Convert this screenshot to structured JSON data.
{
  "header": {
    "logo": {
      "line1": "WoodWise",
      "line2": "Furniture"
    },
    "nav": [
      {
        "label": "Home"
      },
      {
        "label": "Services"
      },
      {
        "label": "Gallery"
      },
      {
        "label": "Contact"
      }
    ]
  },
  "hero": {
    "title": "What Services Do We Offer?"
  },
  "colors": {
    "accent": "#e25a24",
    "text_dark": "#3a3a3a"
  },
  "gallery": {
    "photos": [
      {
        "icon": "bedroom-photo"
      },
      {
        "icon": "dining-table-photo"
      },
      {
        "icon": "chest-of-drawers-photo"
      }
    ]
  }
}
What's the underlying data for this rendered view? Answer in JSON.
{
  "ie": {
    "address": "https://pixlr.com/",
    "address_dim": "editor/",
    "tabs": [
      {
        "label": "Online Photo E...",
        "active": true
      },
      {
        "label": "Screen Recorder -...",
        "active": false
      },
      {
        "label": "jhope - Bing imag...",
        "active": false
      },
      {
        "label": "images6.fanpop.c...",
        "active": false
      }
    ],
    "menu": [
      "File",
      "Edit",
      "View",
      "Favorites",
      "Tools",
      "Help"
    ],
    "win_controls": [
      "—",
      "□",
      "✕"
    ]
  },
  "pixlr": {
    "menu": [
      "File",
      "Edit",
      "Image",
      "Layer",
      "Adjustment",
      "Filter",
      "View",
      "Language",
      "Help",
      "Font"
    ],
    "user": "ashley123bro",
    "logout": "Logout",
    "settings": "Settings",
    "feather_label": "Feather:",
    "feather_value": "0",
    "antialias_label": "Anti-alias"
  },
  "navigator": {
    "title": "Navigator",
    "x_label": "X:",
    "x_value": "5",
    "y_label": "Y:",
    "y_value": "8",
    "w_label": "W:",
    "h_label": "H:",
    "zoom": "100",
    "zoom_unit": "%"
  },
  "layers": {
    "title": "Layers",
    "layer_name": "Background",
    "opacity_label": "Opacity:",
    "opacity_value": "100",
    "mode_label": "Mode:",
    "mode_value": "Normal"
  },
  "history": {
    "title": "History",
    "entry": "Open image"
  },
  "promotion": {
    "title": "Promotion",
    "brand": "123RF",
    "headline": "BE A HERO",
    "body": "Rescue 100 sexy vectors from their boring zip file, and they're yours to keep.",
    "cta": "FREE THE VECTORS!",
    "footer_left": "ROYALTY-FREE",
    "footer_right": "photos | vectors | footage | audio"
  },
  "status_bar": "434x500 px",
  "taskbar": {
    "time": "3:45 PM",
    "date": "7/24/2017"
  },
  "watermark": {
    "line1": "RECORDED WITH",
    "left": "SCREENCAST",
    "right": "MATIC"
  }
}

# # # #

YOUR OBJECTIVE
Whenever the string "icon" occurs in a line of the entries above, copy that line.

WRITTEN ANSWER
        "icon": "bedroom-photo"
        "icon": "dining-table-photo"
        "icon": "chest-of-drawers-photo"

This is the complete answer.